- WHAT YOU HAVE TO DO:
Make an exact copy of the entries below.

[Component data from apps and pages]
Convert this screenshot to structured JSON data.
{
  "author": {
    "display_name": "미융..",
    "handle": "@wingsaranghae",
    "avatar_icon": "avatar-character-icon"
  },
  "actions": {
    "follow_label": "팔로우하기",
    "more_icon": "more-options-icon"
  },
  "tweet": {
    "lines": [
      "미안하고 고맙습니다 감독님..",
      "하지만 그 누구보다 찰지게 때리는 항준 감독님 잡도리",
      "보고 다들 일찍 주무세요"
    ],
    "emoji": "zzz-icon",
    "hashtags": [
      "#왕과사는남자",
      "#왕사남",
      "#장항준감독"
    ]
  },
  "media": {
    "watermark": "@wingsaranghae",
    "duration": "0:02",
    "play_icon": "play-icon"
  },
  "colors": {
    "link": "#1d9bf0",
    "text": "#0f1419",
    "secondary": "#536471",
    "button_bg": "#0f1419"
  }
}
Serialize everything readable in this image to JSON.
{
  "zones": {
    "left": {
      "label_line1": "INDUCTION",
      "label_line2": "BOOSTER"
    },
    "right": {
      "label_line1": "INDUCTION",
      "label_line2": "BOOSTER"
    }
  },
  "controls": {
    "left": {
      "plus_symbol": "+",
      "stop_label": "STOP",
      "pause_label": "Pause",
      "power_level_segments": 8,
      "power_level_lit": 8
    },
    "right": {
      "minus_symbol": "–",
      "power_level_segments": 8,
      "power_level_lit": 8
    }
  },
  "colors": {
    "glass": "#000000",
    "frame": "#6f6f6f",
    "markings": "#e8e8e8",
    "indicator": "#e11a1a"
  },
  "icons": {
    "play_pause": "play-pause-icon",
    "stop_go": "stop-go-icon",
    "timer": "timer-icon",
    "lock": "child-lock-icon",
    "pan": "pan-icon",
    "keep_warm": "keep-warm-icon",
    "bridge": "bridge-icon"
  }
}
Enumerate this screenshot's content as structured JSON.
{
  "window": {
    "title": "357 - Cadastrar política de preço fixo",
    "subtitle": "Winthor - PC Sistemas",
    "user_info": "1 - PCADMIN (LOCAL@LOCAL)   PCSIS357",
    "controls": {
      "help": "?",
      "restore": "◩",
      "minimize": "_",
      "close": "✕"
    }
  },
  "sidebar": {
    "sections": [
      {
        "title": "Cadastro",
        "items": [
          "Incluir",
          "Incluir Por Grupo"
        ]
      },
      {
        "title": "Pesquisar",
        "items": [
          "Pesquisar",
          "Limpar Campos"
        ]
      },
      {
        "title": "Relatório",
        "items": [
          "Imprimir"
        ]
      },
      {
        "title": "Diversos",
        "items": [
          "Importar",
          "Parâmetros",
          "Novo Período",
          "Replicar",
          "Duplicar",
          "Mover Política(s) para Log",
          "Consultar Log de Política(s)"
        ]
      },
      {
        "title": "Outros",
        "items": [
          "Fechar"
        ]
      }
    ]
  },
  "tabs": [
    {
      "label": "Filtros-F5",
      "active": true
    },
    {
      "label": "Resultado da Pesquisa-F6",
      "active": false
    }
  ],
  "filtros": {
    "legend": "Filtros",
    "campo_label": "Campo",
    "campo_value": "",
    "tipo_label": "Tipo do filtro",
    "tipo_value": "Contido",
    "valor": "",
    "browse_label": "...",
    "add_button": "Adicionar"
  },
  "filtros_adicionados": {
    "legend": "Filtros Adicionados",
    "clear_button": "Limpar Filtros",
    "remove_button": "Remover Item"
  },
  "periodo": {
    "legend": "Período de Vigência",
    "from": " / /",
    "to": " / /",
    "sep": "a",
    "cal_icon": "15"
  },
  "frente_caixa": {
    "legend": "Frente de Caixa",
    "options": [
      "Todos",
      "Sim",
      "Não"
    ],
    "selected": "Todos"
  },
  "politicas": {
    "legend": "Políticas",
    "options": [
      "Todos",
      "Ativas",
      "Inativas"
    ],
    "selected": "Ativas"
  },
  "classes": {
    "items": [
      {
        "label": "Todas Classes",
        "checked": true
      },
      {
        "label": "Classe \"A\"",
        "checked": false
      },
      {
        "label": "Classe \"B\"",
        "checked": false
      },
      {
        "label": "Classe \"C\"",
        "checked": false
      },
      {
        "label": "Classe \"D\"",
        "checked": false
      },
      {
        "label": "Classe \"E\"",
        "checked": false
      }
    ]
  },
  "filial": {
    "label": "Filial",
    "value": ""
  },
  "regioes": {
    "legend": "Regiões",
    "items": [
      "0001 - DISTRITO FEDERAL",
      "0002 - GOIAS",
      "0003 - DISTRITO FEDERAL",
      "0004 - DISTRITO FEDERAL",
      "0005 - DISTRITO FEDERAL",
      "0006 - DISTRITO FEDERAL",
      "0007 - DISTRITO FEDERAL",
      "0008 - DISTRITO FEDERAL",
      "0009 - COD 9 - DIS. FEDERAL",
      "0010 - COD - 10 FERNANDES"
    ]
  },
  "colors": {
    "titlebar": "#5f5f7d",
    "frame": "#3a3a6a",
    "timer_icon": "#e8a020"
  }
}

- SOLUTION:
Convert this screenshot to structured JSON data.
{
  "author": {
    "display_name": "미융..",
    "handle": "@wingsaranghae",
    "avatar_icon": "avatar-character-icon"
  },
  "actions": {
    "follow_label": "팔로우하기",
    "more_icon": "more-options-icon"
  },
  "tweet": {
    "lines": [
      "미안하고 고맙습니다 감독님..",
      "하지만 그 누구보다 찰지게 때리는 항준 감독님 잡도리",
      "보고 다들 일찍 주무세요"
    ],
    "emoji": "zzz-icon",
    "hashtags": [
      "#왕과사는남자",
      "#왕사남",
      "#장항준감독"
    ]
  },
  "media": {
    "watermark": "@wingsaranghae",
    "duration": "0:02",
    "play_icon": "play-icon"
  },
  "colors": {
    "link": "#1d9bf0",
    "text": "#0f1419",
    "secondary": "#536471",
    "button_bg": "#0f1419"
  }
}
Serialize everything readable in this image to JSON.
{
  "zones": {
    "left": {
      "label_line1": "INDUCTION",
      "label_line2": "BOOSTER"
    },
    "right": {
      "label_line1": "INDUCTION",
      "label_line2": "BOOSTER"
    }
  },
  "controls": {
    "left": {
      "plus_symbol": "+",
      "stop_label": "STOP",
      "pause_label": "Pause",
      "power_level_segments": 8,
      "power_level_lit": 8
    },
    "right": {
      "minus_symbol": "–",
      "power_level_segments": 8,
      "power_level_lit": 8
    }
  },
  "colors": {
    "glass": "#000000",
    "frame": "#6f6f6f",
    "markings": "#e8e8e8",
    "indicator": "#e11a1a"
  },
  "icons": {
    "play_pause": "play-pause-icon",
    "stop_go": "stop-go-icon",
    "timer": "timer-icon",
    "lock": "child-lock-icon",
    "pan": "pan-icon",
    "keep_warm": "keep-warm-icon",
    "bridge": "bridge-icon"
  }
}
Enumerate this screenshot's content as structured JSON.
{
  "window": {
    "title": "357 - Cadastrar política de preço fixo",
    "subtitle": "Winthor - PC Sistemas",
    "user_info": "1 - PCADMIN (LOCAL@LOCAL)   PCSIS357",
    "controls": {
      "help": "?",
      "restore": "◩",
      "minimize": "_",
      "close": "✕"
    }
  },
  "sidebar": {
    "sections": [
      {
        "title": "Cadastro",
        "items": [
          "Incluir",
          "Incluir Por Grupo"
        ]
      },
      {
        "title": "Pesquisar",
        "items": [
          "Pesquisar",
          "Limpar Campos"
        ]
      },
      {
        "title": "Relatório",
        "items": [
          "Imprimir"
        ]
      },
      {
        "title": "Diversos",
        "items": [
          "Importar",
          "Parâmetros",
          "Novo Período",
          "Replicar",
          "Duplicar",
          "Mover Política(s) para Log",
          "Consultar Log de Política(s)"
        ]
      },
      {
        "title": "Outros",
        "items": [
          "Fechar"
        ]
      }
    ]
  },
  "tabs": [
    {
      "label": "Filtros-F5",
      "active": true
    },
    {
      "label": "Resultado da Pesquisa-F6",
      "active": false
    }
  ],
  "filtros": {
    "legend": "Filtros",
    "campo_label": "Campo",
    "campo_value": "",
    "tipo_label": "Tipo do filtro",
    "tipo_value": "Contido",
    "valor": "",
    "browse_label": "...",
    "add_button": "Adicionar"
  },
  "filtros_adicionados": {
    "legend": "Filtros Adicionados",
    "clear_button": "Limpar Filtros",
    "remove_button": "Remover Item"
  },
  "periodo": {
    "legend": "Período de Vigência",
    "from": " / /",
    "to": " / /",
    "sep": "a",
    "cal_icon": "15"
  },
  "frente_caixa": {
    "legend": "Frente de Caixa",
    "options": [
      "Todos",
      "Sim",
      "Não"
    ],
    "selected": "Todos"
  },
  "politicas": {
    "legend": "Políticas",
    "options": [
      "Todos",
      "Ativas",
      "Inativas"
    ],
    "selected": "Ativas"
  },
  "classes": {
    "items": [
      {
        "label": "Todas Classes",
        "checked": true
      },
      {
        "label": "Classe \"A\"",
        "checked": false
      },
      {
        "label": "Classe \"B\"",
        "checked": false
      },
      {
        "label": "Classe \"C\"",
        "checked": false
      },
      {
        "label": "Classe \"D\"",
        "checked": false
      },
      {
        "label": "Classe \"E\"",
        "checked": false
      }
    ]
  },
  "filial": {
    "label": "Filial",
    "value": ""
  },
  "regioes": {
    "legend": "Regiões",
    "items": [
      "0001 - DISTRITO FEDERAL",
      "0002 - GOIAS",
      "0003 - DISTRITO FEDERAL",
      "0004 - DISTRITO FEDERAL",
      "0005 - DISTRITO FEDERAL",
      "0006 - DISTRITO FEDERAL",
      "0007 - DISTRITO FEDERAL",
      "0008 - DISTRITO FEDERAL",
      "0009 - COD 9 - DIS. FEDERAL",
      "0010 - COD - 10 FERNANDES"
    ]
  },
  "colors": {
    "titlebar": "#5f5f7d",
    "frame": "#3a3a6a",
    "timer_icon": "#e8a020"
  }
}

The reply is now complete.